Every month, millions of Social Security Program recipients receive payments from the Social Security Administration (SSA). Retired workers and Supplemental Security Income (SSI) recipients make up the majority of these beneficiaries. In June, SSI recipients across 33 American states will see a boost in their monthly checks thanks to complementary payments.
So, what are complementary payments? According to an article in Just Money, these are state income supplements that are determined by state entities and sent as a fixed extra each month. These payments are intended to benefit low-income beneficiaries and care providers by complementing federal payments. As these supplements are administered by state entities, the amount varies depending on the recipient’s location. For instance, in New York, the supplemental payment stands at an additional $87, while in Alabama, it is approximately $120.
Are you curious to know which states will increase Social Security benefits in June 2023? The following states will increase checks for SSI recipients due to supplemental payments: Alabama, Alaska, North Carolina, South Carolina, Colorado, Connecticut, South Dakota, Florida, Georgia, Idaho, Illinois, Indiana, Kansas, Kentucky, Louisiana, Maine, Maryland, Massachusetts, Minnesota, Missouri, Nebraska, New Hampshire, New Mexico, New York, Ohio, Oklahoma, Oregon, Texas, Utah, Virginia, Washington, Wisconsin, and Wyoming.
Other states that have the supplemental payments include California, Delaware, Hawaii, Iowa, Michigan, Montana, Nevada, New Jersey, Pennsylvania, Rhode Island, Vermont, and Washington DC. However, in these states, the complementary extra is administered by the same SSA.

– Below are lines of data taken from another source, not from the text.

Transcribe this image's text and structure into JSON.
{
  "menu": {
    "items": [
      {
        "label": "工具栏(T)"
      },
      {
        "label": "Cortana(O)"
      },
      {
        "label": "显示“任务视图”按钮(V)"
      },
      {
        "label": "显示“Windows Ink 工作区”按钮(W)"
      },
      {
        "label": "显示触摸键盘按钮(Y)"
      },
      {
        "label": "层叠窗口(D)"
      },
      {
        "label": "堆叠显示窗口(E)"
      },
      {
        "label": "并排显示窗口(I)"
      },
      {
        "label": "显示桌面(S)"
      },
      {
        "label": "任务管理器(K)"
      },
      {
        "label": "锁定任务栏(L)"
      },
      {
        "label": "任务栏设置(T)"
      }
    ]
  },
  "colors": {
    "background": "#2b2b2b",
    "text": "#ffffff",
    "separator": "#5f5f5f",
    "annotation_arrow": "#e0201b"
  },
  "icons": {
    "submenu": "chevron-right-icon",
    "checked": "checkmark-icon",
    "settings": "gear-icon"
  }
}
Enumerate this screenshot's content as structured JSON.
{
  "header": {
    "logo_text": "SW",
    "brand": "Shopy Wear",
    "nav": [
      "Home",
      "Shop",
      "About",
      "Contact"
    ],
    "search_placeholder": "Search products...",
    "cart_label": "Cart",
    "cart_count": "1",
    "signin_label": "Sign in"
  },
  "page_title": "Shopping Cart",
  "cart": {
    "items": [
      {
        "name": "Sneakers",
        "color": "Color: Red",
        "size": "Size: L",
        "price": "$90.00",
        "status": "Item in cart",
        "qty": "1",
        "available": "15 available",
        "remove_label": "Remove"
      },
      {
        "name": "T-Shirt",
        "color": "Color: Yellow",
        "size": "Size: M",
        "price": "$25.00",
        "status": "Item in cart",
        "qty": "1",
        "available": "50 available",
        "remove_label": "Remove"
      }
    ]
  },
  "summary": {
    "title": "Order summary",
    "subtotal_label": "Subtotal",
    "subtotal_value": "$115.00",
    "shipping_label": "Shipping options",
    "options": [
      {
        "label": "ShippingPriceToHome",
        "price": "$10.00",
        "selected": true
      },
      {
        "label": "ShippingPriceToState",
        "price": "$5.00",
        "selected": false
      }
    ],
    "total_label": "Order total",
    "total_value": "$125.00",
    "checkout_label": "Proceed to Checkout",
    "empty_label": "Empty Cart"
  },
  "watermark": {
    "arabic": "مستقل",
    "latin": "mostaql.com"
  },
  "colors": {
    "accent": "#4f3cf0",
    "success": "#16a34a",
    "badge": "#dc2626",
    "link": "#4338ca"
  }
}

In conclusion, the Social Security Program provides a safety net for retirees and those with disabilities who are unable to work. The extra income provided by complementary payments goes a long way in supporting low-income beneficiaries and their families. The enhanced payments serve as a significant relief for beneficiaries, especially in a time of economic uncertainty.